  • Syria – full suffrage, but after a coup d’état that year, rights reverted to the 1949 basis

1954

  • Belize
  • Gold Coast Colony/Ghana
  • Nigeria – federal suffrage for women in the Eastern Region

1955

  • Ethiopia
  • Honduras
  • Malaya/Malaysia
  • Nicaragua
  • Nigeria – federal suffrage for women in the Western Region who were taxpayers
  • Peru

1956

  • Egypt – compulsory voting for men but not for women
  • Honduras

1957

  • Colombia
  • Singapore

1958

  • Iraq
  • Mauritius
  • Paraguay
  • Tanganyika/Tanzania

1959

  • Nepal
  • Nigeria – federal suffrage for women in the South

1960

  • Canada – discrimination against various groups ends
  • Central African Republic
  • Cyprus
  • San Marino
  • The Gambia

1961

  • Rwanda
  • Somalia

1962

  • Australia – discrimination against Aborigines ends
  • Bahamas
  • Monaco

1963

  • Iran
  • Kenya
  • Mozambique – limited suffrage for women

1964

  • Afghanistan
  • Libya
  • Maldives
  • Sudan

1965

  • Burundi

1966

  • Fiji
  • Lesotho

1967

  • Seychelles
  • Zaire

1968

  • Nauru
  • Swaziland

1971

  • Gilbert Islands/Kiribati
  • Switzerland

1972

  • Syria – full suffrage

1975

  • Mozambique – full suffrage
  • Papua New Guinea
  • Portugal – full suffrage
  • Nigeria – federal suffrage for women in the North

1978

  • Tuvalu
  • Zimbabwe (formerly Southern Rhodesia) – full suffrage

1980

  • Cape Verde

1984

  • Jordan
  • Liberia – full suffrage
  • Liechtenstein

1994

  • South Africa –full suffrage

This list of dates is from C. Daley and M. Nolan (eds), Suffrage and beyond: international feminist perspectives, Auckland University Press, Auckland, 1994. See also International Women’s Suffrage Milestones.

How to cite this page

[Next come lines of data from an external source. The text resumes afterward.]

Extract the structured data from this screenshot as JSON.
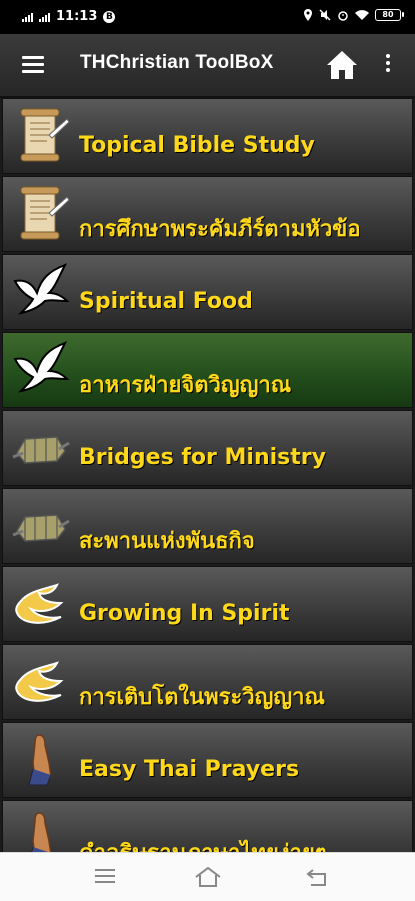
{
  "status_bar": {
    "time": "11:13",
    "battery": "80",
    "b_badge": "B"
  },
  "app_bar": {
    "title": "THChristian ToolBoX"
  },
  "items": [
    {
      "label": "Topical Bible Study",
      "icon": "scroll-icon"
    },
    {
      "label": "การศึกษาพระคัมภีร์ตามหัวข้อ",
      "icon": "scroll-icon"
    },
    {
      "label": "Spiritual Food",
      "icon": "dove-icon"
    },
    {
      "label": "อาหารฝ่ายจิตวิญญาณ",
      "icon": "dove-icon",
      "selected": true
    },
    {
      "label": "Bridges for Ministry",
      "icon": "bridge-icon"
    },
    {
      "label": "สะพานแห่งพันธกิจ",
      "icon": "bridge-icon"
    },
    {
      "label": "Growing In Spirit",
      "icon": "flame-icon"
    },
    {
      "label": "การเติบโตในพระวิญญาณ",
      "icon": "flame-icon"
    },
    {
      "label": "Easy Thai Prayers",
      "icon": "praying-hands-icon"
    },
    {
      "label": "คำอธิษฐานภาษาไทยง่ายๆ",
      "icon": "praying-hands-icon"
    }
  ],
  "colors": {
    "label": "#ffd81a",
    "selected_bg": "#24501d",
    "item_bg": "#3f3f3f"
  }
}
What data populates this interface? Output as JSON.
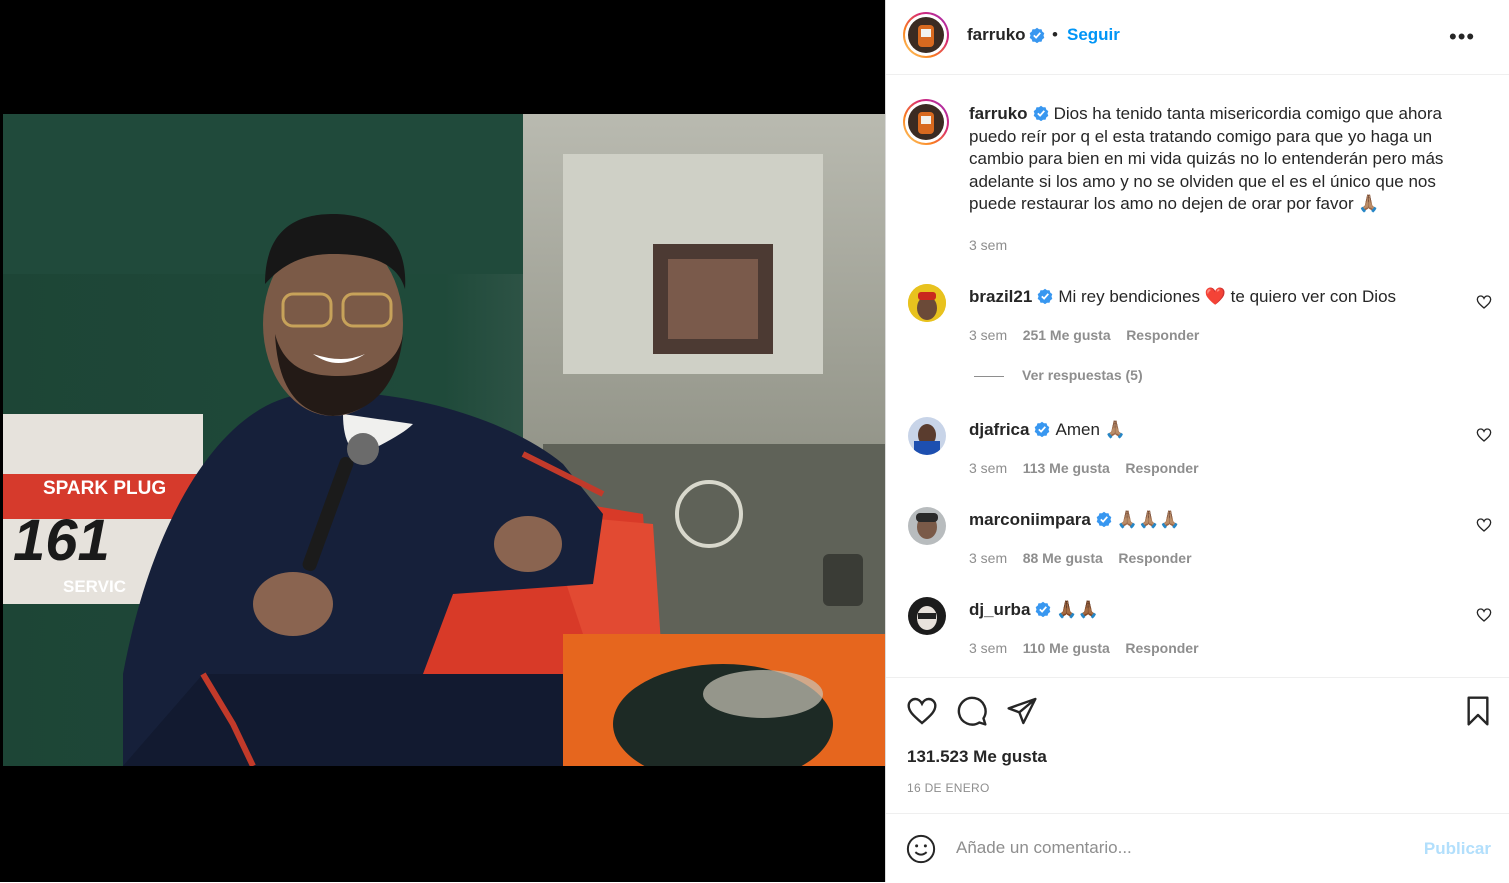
{
  "post": {
    "author": "farruko",
    "follow_label": "Seguir",
    "dot": "•",
    "more_label": "•••"
  },
  "caption": {
    "username": "farruko",
    "text": "Dios ha tenido tanta misericordia comigo que ahora puedo reír por q el esta tratando comigo para que yo haga un cambio para bien en mi vida quizás no lo entenderán pero más adelante si los amo y no se olviden que el es el único que nos puede restaurar los amo no dejen de orar por favor 🙏🏽",
    "time": "3 sem"
  },
  "comments": [
    {
      "username": "brazil21",
      "text": "Mi rey bendiciones ❤️ te quiero ver con Dios",
      "time": "3 sem",
      "likes": "251 Me gusta",
      "reply": "Responder"
    },
    {
      "username": "djafrica",
      "text": "Amen 🙏🏽",
      "time": "3 sem",
      "likes": "113 Me gusta",
      "reply": "Responder"
    },
    {
      "username": "marconiimpara",
      "text": "🙏🏽🙏🏽🙏🏽",
      "time": "3 sem",
      "likes": "88 Me gusta",
      "reply": "Responder"
    },
    {
      "username": "dj_urba",
      "text": "🙏🏾🙏🏾",
      "time": "3 sem",
      "likes": "110 Me gusta",
      "reply": "Responder"
    }
  ],
  "view_replies": "Ver respuestas (5)",
  "photo": {
    "sign_line1": "SPARK  PLUG",
    "sign_line2": "161",
    "sign_line3": "SERVIC"
  },
  "stats": {
    "likes": "131.523 Me gusta",
    "date": "16 DE ENERO"
  },
  "composer": {
    "placeholder": "Añade un comentario...",
    "publish_label": "Publicar"
  },
  "icons": {
    "like": "heart-icon",
    "comment": "comment-icon",
    "share": "share-icon",
    "save": "bookmark-icon",
    "emoji": "emoji-icon",
    "more": "more-options-icon",
    "verified": "verified-badge-icon"
  },
  "colors": {
    "accent": "#0095f6",
    "verified": "#3897f0",
    "muted": "#8e8e8e",
    "publish_disabled": "#b2dffc"
  }
}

'World suffrage timeline', URL: http://www.nzhistory.net.nz/politics/womens-suffrage/world-suffrage-timeline, (Ministry for Culture and Heritage), updated 9-Jun-2014